TASK ITEM:
Print the full set of records below, character for character and picture-free.

*** Opening MATERIAL TO PROCESS ***

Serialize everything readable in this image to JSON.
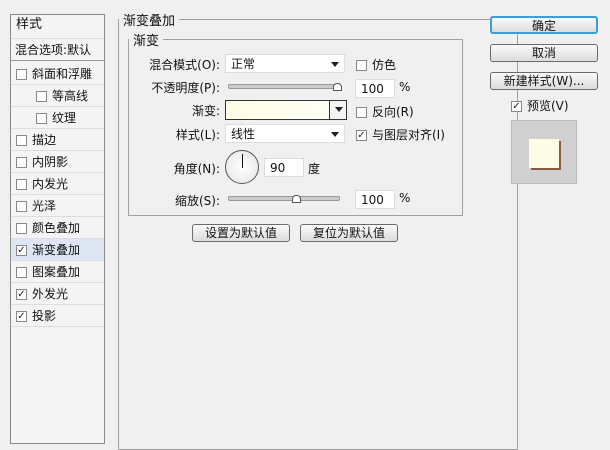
{
  "sidebar": {
    "header": "样式",
    "blend": "混合选项:默认",
    "items": [
      {
        "label": "斜面和浮雕",
        "checked": false
      },
      {
        "label": "等高线",
        "checked": false
      },
      {
        "label": "纹理",
        "checked": false
      },
      {
        "label": "描边",
        "checked": false
      },
      {
        "label": "内阴影",
        "checked": false
      },
      {
        "label": "内发光",
        "checked": false
      },
      {
        "label": "光泽",
        "checked": false
      },
      {
        "label": "颜色叠加",
        "checked": false
      },
      {
        "label": "渐变叠加",
        "checked": true
      },
      {
        "label": "图案叠加",
        "checked": false
      },
      {
        "label": "外发光",
        "checked": true
      },
      {
        "label": "投影",
        "checked": true
      }
    ]
  },
  "panel": {
    "title": "渐变叠加",
    "group": "渐变",
    "blend_label": "混合模式(O):",
    "blend_value": "正常",
    "dither_label": "仿色",
    "opacity_label": "不透明度(P):",
    "opacity_value": "100",
    "pct": "%",
    "gradient_label": "渐变:",
    "reverse_label": "反向(R)",
    "style_label": "样式(L):",
    "style_value": "线性",
    "align_label": "与图层对齐(I)",
    "angle_label": "角度(N):",
    "angle_value": "90",
    "degree": "度",
    "scale_label": "缩放(S):",
    "scale_value": "100",
    "set_default": "设置为默认值",
    "reset_default": "复位为默认值"
  },
  "buttons": {
    "ok": "确定",
    "cancel": "取消",
    "new_style": "新建样式(W)...",
    "preview": "预览(V)"
  },
  "gradient_color": "#fdfde6"
}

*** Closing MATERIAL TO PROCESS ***

RESULT:
Serialize everything readable in this image to JSON.
{
  "sidebar": {
    "header": "样式",
    "blend": "混合选项:默认",
    "items": [
      {
        "label": "斜面和浮雕",
        "checked": false
      },
      {
        "label": "等高线",
        "checked": false
      },
      {
        "label": "纹理",
        "checked": false
      },
      {
        "label": "描边",
        "checked": false
      },
      {
        "label": "内阴影",
        "checked": false
      },
      {
        "label": "内发光",
        "checked": false
      },
      {
        "label": "光泽",
        "checked": false
      },
      {
        "label": "颜色叠加",
        "checked": false
      },
      {
        "label": "渐变叠加",
        "checked": true
      },
      {
        "label": "图案叠加",
        "checked": false
      },
      {
        "label": "外发光",
        "checked": true
      },
      {
        "label": "投影",
        "checked": true
      }
    ]
  },
  "panel": {
    "title": "渐变叠加",
    "group": "渐变",
    "blend_label": "混合模式(O):",
    "blend_value": "正常",
    "dither_label": "仿色",
    "opacity_label": "不透明度(P):",
    "opacity_value": "100",
    "pct": "%",
    "gradient_label": "渐变:",
    "reverse_label": "反向(R)",
    "style_label": "样式(L):",
    "style_value": "线性",
    "align_label": "与图层对齐(I)",
    "angle_label": "角度(N):",
    "angle_value": "90",
    "degree": "度",
    "scale_label": "缩放(S):",
    "scale_value": "100",
    "set_default": "设置为默认值",
    "reset_default": "复位为默认值"
  },
  "buttons": {
    "ok": "确定",
    "cancel": "取消",
    "new_style": "新建样式(W)...",
    "preview": "预览(V)"
  },
  "gradient_color": "#fdfde6"
}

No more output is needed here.